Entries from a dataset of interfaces
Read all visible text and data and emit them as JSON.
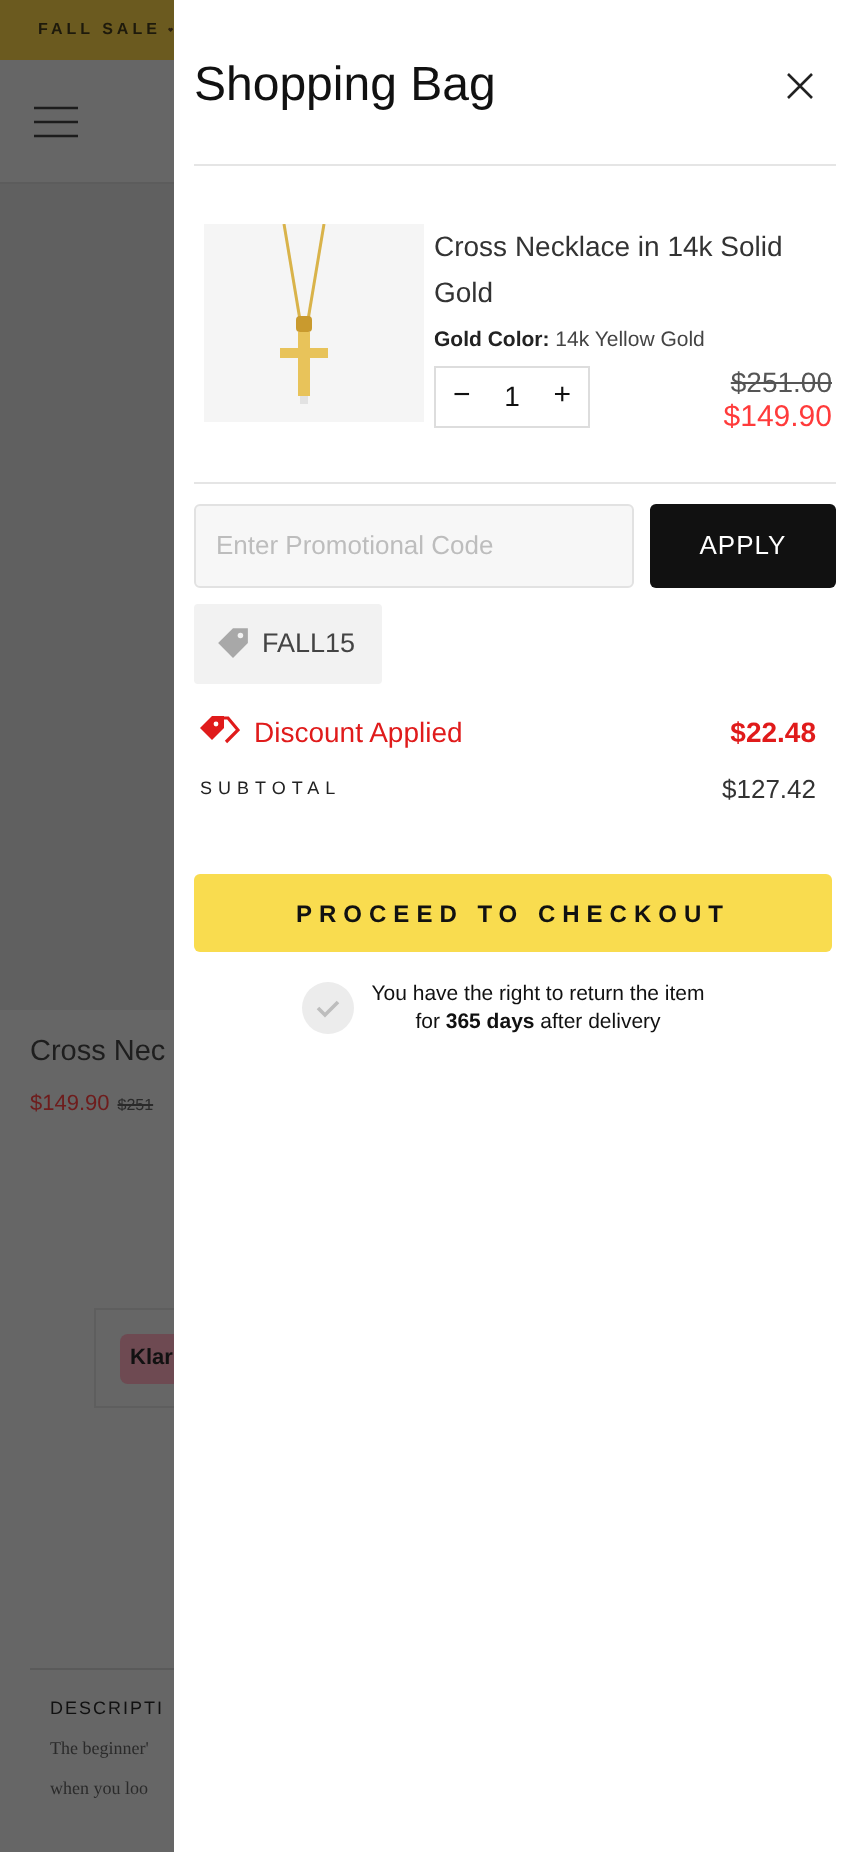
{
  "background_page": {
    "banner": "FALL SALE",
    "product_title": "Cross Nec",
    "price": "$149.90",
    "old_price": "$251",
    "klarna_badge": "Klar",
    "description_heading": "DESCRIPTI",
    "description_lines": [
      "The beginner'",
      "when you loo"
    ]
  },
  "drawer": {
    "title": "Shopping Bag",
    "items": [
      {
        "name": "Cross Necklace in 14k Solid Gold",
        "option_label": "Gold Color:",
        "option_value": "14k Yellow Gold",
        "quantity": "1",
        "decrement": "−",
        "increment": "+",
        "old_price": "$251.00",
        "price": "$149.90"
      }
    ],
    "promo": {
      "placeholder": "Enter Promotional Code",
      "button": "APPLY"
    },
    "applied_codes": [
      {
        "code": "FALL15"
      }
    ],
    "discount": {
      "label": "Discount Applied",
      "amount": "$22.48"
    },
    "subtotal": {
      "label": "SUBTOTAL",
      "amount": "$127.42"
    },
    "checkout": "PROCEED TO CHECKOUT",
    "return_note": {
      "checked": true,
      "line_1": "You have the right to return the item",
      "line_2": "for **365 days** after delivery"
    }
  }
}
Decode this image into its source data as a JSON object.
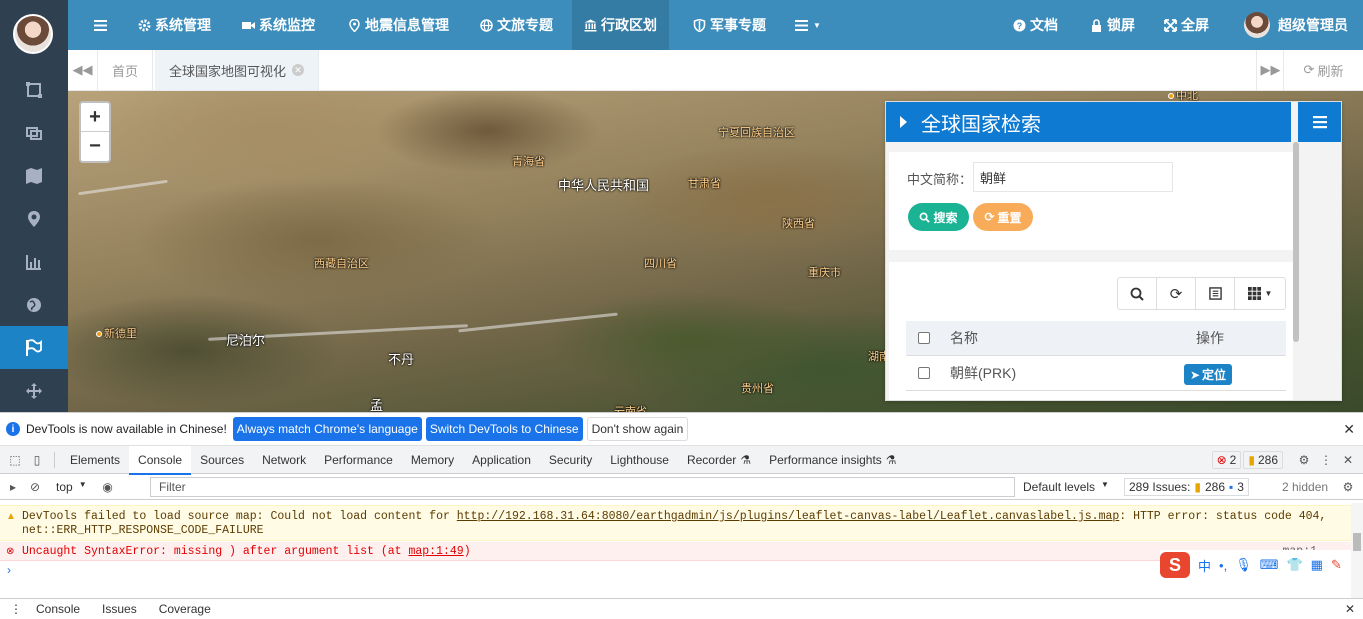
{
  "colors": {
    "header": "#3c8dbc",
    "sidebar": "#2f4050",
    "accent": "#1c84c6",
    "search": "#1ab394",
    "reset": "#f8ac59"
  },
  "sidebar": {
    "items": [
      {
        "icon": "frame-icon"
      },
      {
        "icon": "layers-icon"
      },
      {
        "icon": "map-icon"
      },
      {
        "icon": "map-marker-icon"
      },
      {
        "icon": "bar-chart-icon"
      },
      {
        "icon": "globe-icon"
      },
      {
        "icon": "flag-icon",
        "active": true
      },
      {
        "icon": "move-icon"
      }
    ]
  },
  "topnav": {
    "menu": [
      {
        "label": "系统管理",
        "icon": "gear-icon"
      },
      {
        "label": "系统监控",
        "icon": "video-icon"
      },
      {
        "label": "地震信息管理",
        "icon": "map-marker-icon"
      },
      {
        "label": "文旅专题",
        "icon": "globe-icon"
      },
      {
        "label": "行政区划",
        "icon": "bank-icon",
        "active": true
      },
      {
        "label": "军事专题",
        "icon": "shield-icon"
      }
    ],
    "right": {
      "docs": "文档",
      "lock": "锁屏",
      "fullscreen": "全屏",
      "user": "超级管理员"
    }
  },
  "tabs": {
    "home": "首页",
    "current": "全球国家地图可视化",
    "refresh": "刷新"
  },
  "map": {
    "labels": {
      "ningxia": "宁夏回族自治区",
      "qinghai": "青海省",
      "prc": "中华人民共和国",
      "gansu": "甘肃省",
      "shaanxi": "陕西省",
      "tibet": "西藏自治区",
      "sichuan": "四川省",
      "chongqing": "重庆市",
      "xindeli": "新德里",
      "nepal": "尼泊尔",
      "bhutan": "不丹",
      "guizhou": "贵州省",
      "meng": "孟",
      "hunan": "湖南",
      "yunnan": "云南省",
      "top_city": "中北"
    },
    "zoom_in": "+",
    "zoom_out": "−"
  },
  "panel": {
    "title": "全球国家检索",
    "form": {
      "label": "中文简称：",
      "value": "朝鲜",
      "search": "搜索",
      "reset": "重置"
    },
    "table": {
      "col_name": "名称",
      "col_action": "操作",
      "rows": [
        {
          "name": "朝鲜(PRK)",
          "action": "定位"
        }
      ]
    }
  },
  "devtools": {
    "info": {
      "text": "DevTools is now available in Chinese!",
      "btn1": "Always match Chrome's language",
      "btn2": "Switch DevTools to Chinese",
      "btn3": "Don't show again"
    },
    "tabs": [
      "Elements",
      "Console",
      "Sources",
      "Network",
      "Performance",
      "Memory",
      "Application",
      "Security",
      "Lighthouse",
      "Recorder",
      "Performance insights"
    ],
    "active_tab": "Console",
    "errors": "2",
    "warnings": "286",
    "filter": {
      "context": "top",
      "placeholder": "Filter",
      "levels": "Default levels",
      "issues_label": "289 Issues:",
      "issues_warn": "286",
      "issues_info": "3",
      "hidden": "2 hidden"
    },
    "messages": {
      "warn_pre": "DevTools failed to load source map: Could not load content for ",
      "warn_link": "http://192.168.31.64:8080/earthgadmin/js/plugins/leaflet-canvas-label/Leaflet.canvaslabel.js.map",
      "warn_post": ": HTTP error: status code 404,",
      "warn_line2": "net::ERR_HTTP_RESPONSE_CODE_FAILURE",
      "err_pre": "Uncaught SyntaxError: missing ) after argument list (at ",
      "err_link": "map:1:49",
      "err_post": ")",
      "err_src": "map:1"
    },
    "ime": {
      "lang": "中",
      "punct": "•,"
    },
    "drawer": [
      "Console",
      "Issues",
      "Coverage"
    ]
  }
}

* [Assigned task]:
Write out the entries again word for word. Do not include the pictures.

* [Result of this exercise]:
Read all visible text and data and emit them as JSON.
{
  "background_page": {
    "banner": "FALL SALE",
    "product_title": "Cross Nec",
    "price": "$149.90",
    "old_price": "$251",
    "klarna_badge": "Klar",
    "description_heading": "DESCRIPTI",
    "description_lines": [
      "The beginner'",
      "when you loo"
    ]
  },
  "drawer": {
    "title": "Shopping Bag",
    "items": [
      {
        "name": "Cross Necklace in 14k Solid Gold",
        "option_label": "Gold Color:",
        "option_value": "14k Yellow Gold",
        "quantity": "1",
        "decrement": "−",
        "increment": "+",
        "old_price": "$251.00",
        "price": "$149.90"
      }
    ],
    "promo": {
      "placeholder": "Enter Promotional Code",
      "button": "APPLY"
    },
    "applied_codes": [
      {
        "code": "FALL15"
      }
    ],
    "discount": {
      "label": "Discount Applied",
      "amount": "$22.48"
    },
    "subtotal": {
      "label": "SUBTOTAL",
      "amount": "$127.42"
    },
    "checkout": "PROCEED TO CHECKOUT",
    "return_note": {
      "checked": true,
      "line_1": "You have the right to return the item",
      "line_2": "for **365 days** after delivery"
    }
  }
}
Decode this image into its source data as a JSON object.
{
  "colors": {
    "header": "#3c8dbc",
    "sidebar": "#2f4050",
    "accent": "#1c84c6",
    "search": "#1ab394",
    "reset": "#f8ac59"
  },
  "sidebar": {
    "items": [
      {
        "icon": "frame-icon"
      },
      {
        "icon": "layers-icon"
      },
      {
        "icon": "map-icon"
      },
      {
        "icon": "map-marker-icon"
      },
      {
        "icon": "bar-chart-icon"
      },
      {
        "icon": "globe-icon"
      },
      {
        "icon": "flag-icon",
        "active": true
      },
      {
        "icon": "move-icon"
      }
    ]
  },
  "topnav": {
    "menu": [
      {
        "label": "系统管理",
        "icon": "gear-icon"
      },
      {
        "label": "系统监控",
        "icon": "video-icon"
      },
      {
        "label": "地震信息管理",
        "icon": "map-marker-icon"
      },
      {
        "label": "文旅专题",
        "icon": "globe-icon"
      },
      {
        "label": "行政区划",
        "icon": "bank-icon",
        "active": true
      },
      {
        "label": "军事专题",
        "icon": "shield-icon"
      }
    ],
    "right": {
      "docs": "文档",
      "lock": "锁屏",
      "fullscreen": "全屏",
      "user": "超级管理员"
    }
  },
  "tabs": {
    "home": "首页",
    "current": "全球国家地图可视化",
    "refresh": "刷新"
  },
  "map": {
    "labels": {
      "ningxia": "宁夏回族自治区",
      "qinghai": "青海省",
      "prc": "中华人民共和国",
      "gansu": "甘肃省",
      "shaanxi": "陕西省",
      "tibet": "西藏自治区",
      "sichuan": "四川省",
      "chongqing": "重庆市",
      "xindeli": "新德里",
      "nepal": "尼泊尔",
      "bhutan": "不丹",
      "guizhou": "贵州省",
      "meng": "孟",
      "hunan": "湖南",
      "yunnan": "云南省",
      "top_city": "中北"
    },
    "zoom_in": "+",
    "zoom_out": "−"
  },
  "panel": {
    "title": "全球国家检索",
    "form": {
      "label": "中文简称：",
      "value": "朝鲜",
      "search": "搜索",
      "reset": "重置"
    },
    "table": {
      "col_name": "名称",
      "col_action": "操作",
      "rows": [
        {
          "name": "朝鲜(PRK)",
          "action": "定位"
        }
      ]
    }
  },
  "devtools": {
    "info": {
      "text": "DevTools is now available in Chinese!",
      "btn1": "Always match Chrome's language",
      "btn2": "Switch DevTools to Chinese",
      "btn3": "Don't show again"
    },
    "tabs": [
      "Elements",
      "Console",
      "Sources",
      "Network",
      "Performance",
      "Memory",
      "Application",
      "Security",
      "Lighthouse",
      "Recorder",
      "Performance insights"
    ],
    "active_tab": "Console",
    "errors": "2",
    "warnings": "286",
    "filter": {
      "context": "top",
      "placeholder": "Filter",
      "levels": "Default levels",
      "issues_label": "289 Issues:",
      "issues_warn": "286",
      "issues_info": "3",
      "hidden": "2 hidden"
    },
    "messages": {
      "warn_pre": "DevTools failed to load source map: Could not load content for ",
      "warn_link": "http://192.168.31.64:8080/earthgadmin/js/plugins/leaflet-canvas-label/Leaflet.canvaslabel.js.map",
      "warn_post": ": HTTP error: status code 404,",
      "warn_line2": "net::ERR_HTTP_RESPONSE_CODE_FAILURE",
      "err_pre": "Uncaught SyntaxError: missing ) after argument list (at ",
      "err_link": "map:1:49",
      "err_post": ")",
      "err_src": "map:1"
    },
    "ime": {
      "lang": "中",
      "punct": "•,"
    },
    "drawer": [
      "Console",
      "Issues",
      "Coverage"
    ]
  }
}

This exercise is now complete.